• **Problem details**
What is the count of lines below that include "rabbit"? Reply with nothing else.

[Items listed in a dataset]
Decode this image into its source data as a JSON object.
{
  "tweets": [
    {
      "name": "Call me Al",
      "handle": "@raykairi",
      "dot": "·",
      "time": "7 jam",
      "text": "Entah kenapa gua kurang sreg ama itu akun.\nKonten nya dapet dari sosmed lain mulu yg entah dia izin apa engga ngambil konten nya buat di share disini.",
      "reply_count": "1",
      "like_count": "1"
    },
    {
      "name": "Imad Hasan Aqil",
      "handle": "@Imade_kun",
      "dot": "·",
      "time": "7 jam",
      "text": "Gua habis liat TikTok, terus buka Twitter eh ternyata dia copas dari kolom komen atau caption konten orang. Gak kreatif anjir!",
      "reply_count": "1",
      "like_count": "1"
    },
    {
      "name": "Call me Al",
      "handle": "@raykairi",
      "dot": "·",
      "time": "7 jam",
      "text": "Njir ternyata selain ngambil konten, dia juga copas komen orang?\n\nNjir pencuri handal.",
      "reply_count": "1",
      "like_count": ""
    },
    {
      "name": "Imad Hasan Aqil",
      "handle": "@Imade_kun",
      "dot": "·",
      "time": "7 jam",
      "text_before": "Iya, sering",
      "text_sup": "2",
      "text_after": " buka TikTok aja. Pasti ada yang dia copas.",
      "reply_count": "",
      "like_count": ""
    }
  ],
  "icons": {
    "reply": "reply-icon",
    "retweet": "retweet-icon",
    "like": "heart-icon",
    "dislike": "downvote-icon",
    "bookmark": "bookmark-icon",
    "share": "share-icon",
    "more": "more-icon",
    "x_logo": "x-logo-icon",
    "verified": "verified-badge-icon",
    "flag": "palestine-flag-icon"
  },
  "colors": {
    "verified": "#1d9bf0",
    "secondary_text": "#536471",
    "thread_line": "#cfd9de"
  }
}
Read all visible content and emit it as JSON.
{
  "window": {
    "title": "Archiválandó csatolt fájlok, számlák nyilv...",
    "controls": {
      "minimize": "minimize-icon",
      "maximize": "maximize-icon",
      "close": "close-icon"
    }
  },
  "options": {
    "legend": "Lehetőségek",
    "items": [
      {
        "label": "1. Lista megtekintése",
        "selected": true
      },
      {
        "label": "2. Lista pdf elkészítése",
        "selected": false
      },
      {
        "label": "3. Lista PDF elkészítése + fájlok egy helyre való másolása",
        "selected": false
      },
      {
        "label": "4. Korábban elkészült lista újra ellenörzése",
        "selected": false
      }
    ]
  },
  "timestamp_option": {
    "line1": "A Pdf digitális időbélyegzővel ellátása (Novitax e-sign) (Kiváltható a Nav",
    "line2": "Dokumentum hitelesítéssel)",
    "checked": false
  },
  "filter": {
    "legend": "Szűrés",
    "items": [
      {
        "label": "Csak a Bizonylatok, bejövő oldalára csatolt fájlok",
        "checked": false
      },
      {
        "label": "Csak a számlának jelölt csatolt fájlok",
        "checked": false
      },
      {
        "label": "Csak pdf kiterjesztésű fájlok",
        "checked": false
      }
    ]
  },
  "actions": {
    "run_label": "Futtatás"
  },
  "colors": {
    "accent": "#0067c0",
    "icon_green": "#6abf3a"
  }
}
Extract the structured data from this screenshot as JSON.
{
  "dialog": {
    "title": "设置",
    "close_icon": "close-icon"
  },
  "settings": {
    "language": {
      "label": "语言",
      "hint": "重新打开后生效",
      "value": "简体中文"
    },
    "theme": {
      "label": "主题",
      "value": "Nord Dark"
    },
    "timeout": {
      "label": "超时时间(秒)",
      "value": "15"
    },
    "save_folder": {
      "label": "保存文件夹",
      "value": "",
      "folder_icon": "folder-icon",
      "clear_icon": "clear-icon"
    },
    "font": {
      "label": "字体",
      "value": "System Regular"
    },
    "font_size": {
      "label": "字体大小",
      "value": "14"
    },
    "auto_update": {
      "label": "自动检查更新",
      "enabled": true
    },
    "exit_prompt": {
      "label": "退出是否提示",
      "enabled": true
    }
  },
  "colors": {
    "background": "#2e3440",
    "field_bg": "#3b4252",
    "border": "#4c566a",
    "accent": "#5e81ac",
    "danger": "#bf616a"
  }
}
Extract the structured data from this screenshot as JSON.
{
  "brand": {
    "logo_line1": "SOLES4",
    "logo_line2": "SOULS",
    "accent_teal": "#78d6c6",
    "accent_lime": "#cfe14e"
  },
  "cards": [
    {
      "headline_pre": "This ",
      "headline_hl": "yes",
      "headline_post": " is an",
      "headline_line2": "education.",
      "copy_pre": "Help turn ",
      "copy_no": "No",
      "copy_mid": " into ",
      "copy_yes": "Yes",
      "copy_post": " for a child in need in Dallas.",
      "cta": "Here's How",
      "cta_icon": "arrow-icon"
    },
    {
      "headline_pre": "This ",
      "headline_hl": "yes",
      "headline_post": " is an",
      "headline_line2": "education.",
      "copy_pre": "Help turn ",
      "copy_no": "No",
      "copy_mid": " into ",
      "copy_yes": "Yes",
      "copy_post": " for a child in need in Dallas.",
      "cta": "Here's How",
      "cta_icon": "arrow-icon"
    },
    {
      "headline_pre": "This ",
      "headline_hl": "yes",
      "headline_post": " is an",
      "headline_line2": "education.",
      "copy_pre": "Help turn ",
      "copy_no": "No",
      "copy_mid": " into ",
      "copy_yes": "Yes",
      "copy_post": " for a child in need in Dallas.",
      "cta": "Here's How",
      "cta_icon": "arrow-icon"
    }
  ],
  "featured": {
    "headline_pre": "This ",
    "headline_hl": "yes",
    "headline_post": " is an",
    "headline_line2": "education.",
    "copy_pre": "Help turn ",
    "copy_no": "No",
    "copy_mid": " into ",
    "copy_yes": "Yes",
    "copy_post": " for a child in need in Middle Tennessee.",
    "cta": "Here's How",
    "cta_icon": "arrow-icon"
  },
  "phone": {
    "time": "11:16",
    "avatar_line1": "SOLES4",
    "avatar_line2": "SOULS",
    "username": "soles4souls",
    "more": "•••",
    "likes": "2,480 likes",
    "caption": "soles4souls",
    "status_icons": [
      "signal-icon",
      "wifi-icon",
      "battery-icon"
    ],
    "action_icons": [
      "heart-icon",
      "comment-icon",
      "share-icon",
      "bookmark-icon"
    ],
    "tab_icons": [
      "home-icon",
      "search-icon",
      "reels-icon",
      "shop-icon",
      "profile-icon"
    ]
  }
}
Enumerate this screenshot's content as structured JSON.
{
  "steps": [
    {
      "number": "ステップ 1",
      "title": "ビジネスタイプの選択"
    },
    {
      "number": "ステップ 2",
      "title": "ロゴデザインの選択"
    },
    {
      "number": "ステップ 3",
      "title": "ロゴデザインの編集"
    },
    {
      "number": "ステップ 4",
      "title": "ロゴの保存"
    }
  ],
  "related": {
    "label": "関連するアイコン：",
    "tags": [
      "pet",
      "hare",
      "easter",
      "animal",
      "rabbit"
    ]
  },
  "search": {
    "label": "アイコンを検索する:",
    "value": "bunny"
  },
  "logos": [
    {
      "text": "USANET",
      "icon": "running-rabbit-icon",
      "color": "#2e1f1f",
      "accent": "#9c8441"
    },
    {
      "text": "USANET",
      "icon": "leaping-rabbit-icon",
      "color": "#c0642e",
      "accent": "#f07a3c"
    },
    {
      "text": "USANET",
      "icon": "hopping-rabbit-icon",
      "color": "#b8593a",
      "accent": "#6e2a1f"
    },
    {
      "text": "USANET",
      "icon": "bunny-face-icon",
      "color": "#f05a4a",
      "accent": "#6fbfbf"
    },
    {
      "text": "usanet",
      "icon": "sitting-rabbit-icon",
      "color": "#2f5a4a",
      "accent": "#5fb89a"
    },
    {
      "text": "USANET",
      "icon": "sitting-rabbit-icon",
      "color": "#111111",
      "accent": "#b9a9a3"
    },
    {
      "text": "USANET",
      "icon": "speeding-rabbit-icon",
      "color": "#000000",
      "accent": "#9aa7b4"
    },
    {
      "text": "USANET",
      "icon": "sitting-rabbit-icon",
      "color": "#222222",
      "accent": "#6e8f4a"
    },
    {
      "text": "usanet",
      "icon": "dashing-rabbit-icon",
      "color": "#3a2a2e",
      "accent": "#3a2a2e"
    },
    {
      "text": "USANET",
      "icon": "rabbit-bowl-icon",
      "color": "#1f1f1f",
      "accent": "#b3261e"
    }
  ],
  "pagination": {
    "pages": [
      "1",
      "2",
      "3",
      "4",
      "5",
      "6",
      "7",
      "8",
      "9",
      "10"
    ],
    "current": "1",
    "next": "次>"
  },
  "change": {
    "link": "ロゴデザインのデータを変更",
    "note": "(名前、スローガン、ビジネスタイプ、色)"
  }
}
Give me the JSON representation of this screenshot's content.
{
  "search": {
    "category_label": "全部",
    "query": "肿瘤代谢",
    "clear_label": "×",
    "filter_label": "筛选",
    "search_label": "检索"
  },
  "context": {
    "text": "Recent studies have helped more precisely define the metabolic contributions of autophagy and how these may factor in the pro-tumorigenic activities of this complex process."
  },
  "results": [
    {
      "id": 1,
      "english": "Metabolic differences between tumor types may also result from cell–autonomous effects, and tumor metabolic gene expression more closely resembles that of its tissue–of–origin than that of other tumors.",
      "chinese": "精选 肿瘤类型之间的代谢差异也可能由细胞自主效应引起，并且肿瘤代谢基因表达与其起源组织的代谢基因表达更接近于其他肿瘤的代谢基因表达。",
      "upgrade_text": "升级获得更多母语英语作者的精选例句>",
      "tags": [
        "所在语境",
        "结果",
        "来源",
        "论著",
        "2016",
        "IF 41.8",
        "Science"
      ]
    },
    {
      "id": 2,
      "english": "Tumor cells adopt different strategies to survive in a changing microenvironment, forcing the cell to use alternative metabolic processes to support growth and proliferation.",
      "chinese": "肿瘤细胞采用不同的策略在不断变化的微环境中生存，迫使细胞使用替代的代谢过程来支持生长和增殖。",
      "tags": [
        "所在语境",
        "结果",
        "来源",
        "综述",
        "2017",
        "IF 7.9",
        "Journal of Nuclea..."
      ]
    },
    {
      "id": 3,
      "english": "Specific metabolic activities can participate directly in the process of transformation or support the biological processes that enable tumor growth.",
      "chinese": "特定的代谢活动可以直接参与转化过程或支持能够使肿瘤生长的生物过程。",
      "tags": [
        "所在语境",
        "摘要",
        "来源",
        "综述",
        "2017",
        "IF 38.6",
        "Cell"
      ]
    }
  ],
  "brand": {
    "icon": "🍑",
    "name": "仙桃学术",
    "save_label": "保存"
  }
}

• **Solution to the problem**
10